Did you ever ask a new student in your class their reason for trying yoga? I have. A lot over the years. And in almost every case, people have said, “I need to be more flexible.”
While this is one aspect of practice for sure, it’s not the only benefit you get from yoga, as you most likely know. There are lots of other reasons to practice, chief among them one of the “opposite” goals from an anatomical standpoint and that is, to strengthen your muscles. And, you probably have heard of all the meditative and stress-reducing aspects of yoga that are tied to the rhythmic breathing.
But if students come to class with stretching as their main goal, where does that come from? In my view, it comes from a somewhat misguided notion that the path to better physical health lies in having a very “moveable” body. And, it comes from the very real physical feeling in many people that they are quite stiff, immovable and “tight.”
So, fueled with this notion, they come to yoga class. Their desire to increase their flexibility is behind how they approach each pose. This can sometimes result in “over-efforting” in each posture, especially those that they believe will help them increase flexibility.
Think of an overzealous student in a Forward Fold. It might look something like this:
We’ve seen this, heck this might be BE us in a yoga pose. The body is pretty smart though; it’s only going to let us go as far as it’s ready for and something ELSE is going to happen as a result of our pushing ourselves in the pose. In the case of the picture above, the tight hamstrings will prevent the student from folding from the hips and instead will result in the student rounding the back.
There is something else at work when we push too hard in a stretch and this also has to do with the intelligence of the body. It has to do with the muscle receptors in our muscles, both at the junction of the muscle to the bone and in the body of muscle itself. These receptors communicate with our nervous system which will trigger a relaxation response in the muscle when we overdo it. I wrote about it in more detail here.
So, if the physical feeling of tightness and inflexibility is real, but overdoing stretching is not the answer, then what is?
Moving Smarter.
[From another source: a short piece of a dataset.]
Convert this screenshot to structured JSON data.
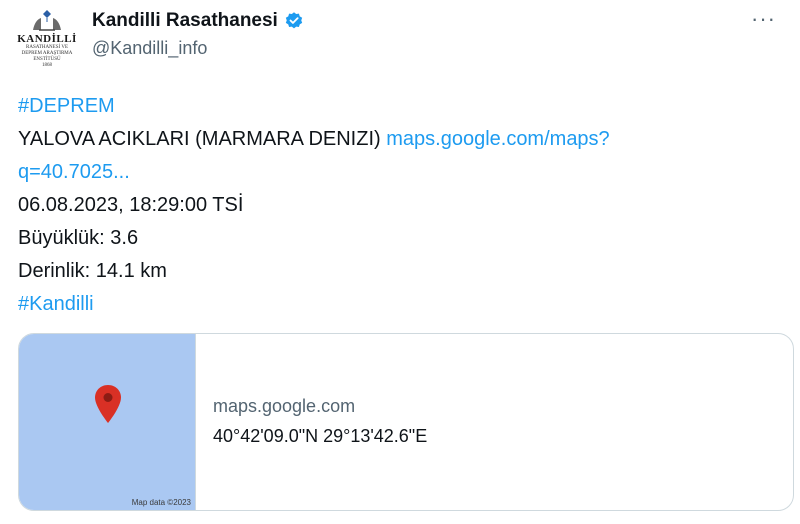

How about instead of focusing on ONE thing, we focus on the WHOLE thing. This starts with stretching AND strengthening. It also means we use techniques like foam and ball rolling to keep the fascia that surrounds the muscles supple. It means that we integrate movements into our day that are geared towards taking us in the OPPOSITE direction from how we are all day- which for most of us is hunched over our computer. It means we cross train, rather than doing the same thing (even yoga) all the time. And, it means we work mindfulness into our day so our mind is more geared toward working with us rather than against us.
The more I dove into this idea, I was inspired to write about it and share ideas with my students. I created a one hour presentation on the topic and started sharing it in different speaker-event-type settings here in Boston. I taped one of those talks and made a few quick clips of the talk, one of which you can see here.
I then took the presentation, recorded it and inserted it into an online course. I included additional related content, information and some PDF’s and just released my latest online course called, “Moving Smarter in the Digital Age.” This course, one of my 4 online courses, covers all of what you just read and more and gives you the actions you can take during the day as well as on the mat to “move smarter.”
If you’re a teacher, it gives you the specific ways you can share this philosophy with your students. If you’re more of a gym goer, it will give you the anatomical and workout related tips to ensure you’re working towards balance rather than overdoing the strengthening aspect of a gym related strength workout.
To check out the preview of the course, you can click here for the page and scroll down to buy online courses. If you want to get it, it’s only $20.
The most recent time I presented this was to a healthcare consulting group. This was what the host had to say:
On behalf of the healthcare practice, I just wanted to personally thank
you for the fantastic session this morning. It was informative, fun, and
highly relevant to our team. Your knowledge across so many dimensions of
wellness and ability to translate it in educational and actionable terms
(as well as make it fun and dynamic) is truly impressive. We are so glad
this session worked out, and we will certainly keep you in mind for
potential future events and opportunities to leverage your knowledge and
I love sharing this information with others and would love for you to take the course too!
Thanks for reading. Comments welcome!